Exacerbating this issue is the fact that Lorraine is literally miserable in the beginning of the film. Sure, this actually seems to be the case for the entire family, but what bothers me about Lorraine’s situation is that she seems to be quite happy back in the ‘50s. George McFly is a real creepy weirdo, so I can buy that he would grow up to be a socially awkward adult, but what happened to Lorraine in the 30 years since high school? With the information given, I can only guess that being married to George somehow ruined her life and made her unhappy – meaning her happiness literally depended on her husband. She seems quite happy and fulfilled in the end of the film (in the timeline in which Marty helps George become a braver man, so it’s safe to say she’s just a reflection of her husband.
Einstein – the lost hero.
So I’ll admit it: as soon as I figured out there was a dog in this movie, I lost interest in all of the other characters. I eagerly waited for his screen debut, and I was not disappointed by his appearance. Unfortunately, my happy feelings were replaced with horror as I realized that this Doc character was about to send the dog somewhere back in time by himself. Listen, you do not send a dog anywhere in time without a buddy. I’ve seen that Futurama episode with Fry’s dog – it messed me up. Always make sure you and your dog are in the same period of time, because he may be the one to warn you about Libyan terrorists.
Einstein seemed to be okay though, and because of Marty’s meddling Doc prevented his own death and Einstein had an owner again and all was well with the world. For a total of five minutes. In the very end scene Doc comes to take Marty and Jennifer to the future, leaving Einstein behind. What did I just say about making sure your dog is in the same time period as you?! What if something happens to you, and your dog is left to forever sit by the door waiting for you to come back? I can’t. I can’t go through this again.
Being 30 just really doesn’t help.
Look. Despite the shell of a woman, the rape, and the dog neglect, I understand why Back to the Future is beloved by so many people. It’s silly and funny, and I guess when you’re a kid a lot of that pesky sexual assault stuff just kind of flies over your head. Seeing it for the first time through the eyes of a modern day 30 year old woman just doesn’t paint the material in the best light, especially since this is the kind of movie you’re supposed to just have fun with instead of questioning every little thing (but seriously, how did Marty meet Doc? What’s the extent of their relationship? How did George win over Lorraine without Marty in the first place?

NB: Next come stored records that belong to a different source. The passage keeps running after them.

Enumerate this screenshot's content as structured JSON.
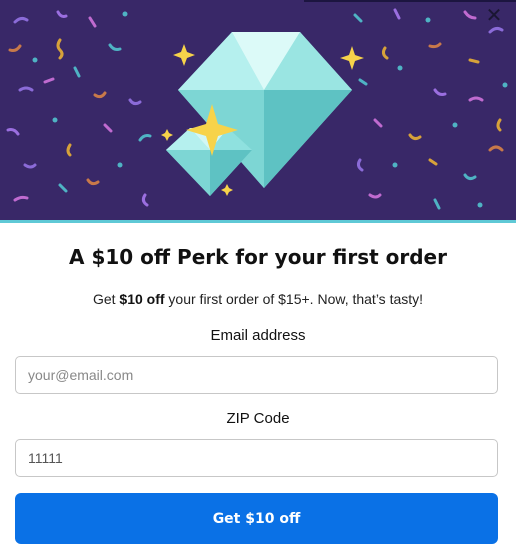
{
  "modal": {
    "close_glyph": "✕",
    "title": "A $10 off Perk for your first order",
    "subtitle_prefix": "Get ",
    "subtitle_bold": "$10 off",
    "subtitle_suffix": " your first order of $15+. Now, that’s tasty!"
  },
  "form": {
    "email_label": "Email address",
    "email_placeholder": "your@email.com",
    "email_value": "",
    "zip_label": "ZIP Code",
    "zip_value": "11111",
    "submit_label": "Get $10 off"
  },
  "colors": {
    "hero_background": "#392868",
    "accent_line": "#5fc9d6",
    "button": "#0a71e6",
    "gem": "#8ee3e0",
    "sparkle": "#f7d34a"
  },
  "icons": {
    "close": "close-icon",
    "hero_art": "diamond-gems-illustration"
  }
}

Wouldn’t you think it was super weird that one of your sons grew up to look exactly like that cool kid in high school that was all over your relationship?).
Overall, I would say I didn’t hate the film despite its issues. It was the 80s: casual sexual assault was super “in” and fleshed out female characters weren’t the norm, so I can’t blame the film for existing in a different time (I can, however, judge the 80s). But I obviously can’t say that I loved the film or that it did anything for me. It’s something I wouldn’t mind putting on in the background, but I don’t think it’s anything I’ll be seeking out. In my opinion, this is a movie that really needs the feeling of nostalgia to work, and if that’s missing it’s just kind of a mediocre film. I’m sure if I’d seen it at a younger age, I would probably appreciate it more, but for now I’ll just have to just be satisfied that I finally know what a flux capacitor is.